- [TASK INSTRUCTIONS] Each entry must be printed again without a single change.

········

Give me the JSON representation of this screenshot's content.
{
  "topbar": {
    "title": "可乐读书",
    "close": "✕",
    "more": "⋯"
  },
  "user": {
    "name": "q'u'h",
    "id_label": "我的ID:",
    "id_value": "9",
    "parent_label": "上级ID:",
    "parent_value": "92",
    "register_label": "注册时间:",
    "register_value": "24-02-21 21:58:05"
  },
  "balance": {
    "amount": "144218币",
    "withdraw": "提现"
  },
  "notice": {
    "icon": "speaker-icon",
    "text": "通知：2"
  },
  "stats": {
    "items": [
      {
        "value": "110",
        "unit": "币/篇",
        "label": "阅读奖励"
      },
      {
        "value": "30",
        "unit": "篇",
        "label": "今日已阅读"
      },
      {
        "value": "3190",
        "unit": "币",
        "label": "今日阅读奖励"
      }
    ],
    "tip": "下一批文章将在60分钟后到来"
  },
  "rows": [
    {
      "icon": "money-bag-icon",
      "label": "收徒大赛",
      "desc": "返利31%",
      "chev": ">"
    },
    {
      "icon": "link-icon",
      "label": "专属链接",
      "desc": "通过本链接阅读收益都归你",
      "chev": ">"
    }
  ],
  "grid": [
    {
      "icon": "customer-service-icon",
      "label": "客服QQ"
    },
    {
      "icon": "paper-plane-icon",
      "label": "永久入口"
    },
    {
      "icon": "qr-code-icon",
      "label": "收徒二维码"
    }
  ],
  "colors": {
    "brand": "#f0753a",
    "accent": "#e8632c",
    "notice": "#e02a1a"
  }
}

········

- [TASK SOLUTION]
Give me the JSON representation of this screenshot's content.
{
  "topbar": {
    "title": "可乐读书",
    "close": "✕",
    "more": "⋯"
  },
  "user": {
    "name": "q'u'h",
    "id_label": "我的ID:",
    "id_value": "9",
    "parent_label": "上级ID:",
    "parent_value": "92",
    "register_label": "注册时间:",
    "register_value": "24-02-21 21:58:05"
  },
  "balance": {
    "amount": "144218币",
    "withdraw": "提现"
  },
  "notice": {
    "icon": "speaker-icon",
    "text": "通知：2"
  },
  "stats": {
    "items": [
      {
        "value": "110",
        "unit": "币/篇",
        "label": "阅读奖励"
      },
      {
        "value": "30",
        "unit": "篇",
        "label": "今日已阅读"
      },
      {
        "value": "3190",
        "unit": "币",
        "label": "今日阅读奖励"
      }
    ],
    "tip": "下一批文章将在60分钟后到来"
  },
  "rows": [
    {
      "icon": "money-bag-icon",
      "label": "收徒大赛",
      "desc": "返利31%",
      "chev": ">"
    },
    {
      "icon": "link-icon",
      "label": "专属链接",
      "desc": "通过本链接阅读收益都归你",
      "chev": ">"
    }
  ],
  "grid": [
    {
      "icon": "customer-service-icon",
      "label": "客服QQ"
    },
    {
      "icon": "paper-plane-icon",
      "label": "永久入口"
    },
    {
      "icon": "qr-code-icon",
      "label": "收徒二维码"
    }
  ],
  "colors": {
    "brand": "#f0753a",
    "accent": "#e8632c",
    "notice": "#e02a1a"
  }
}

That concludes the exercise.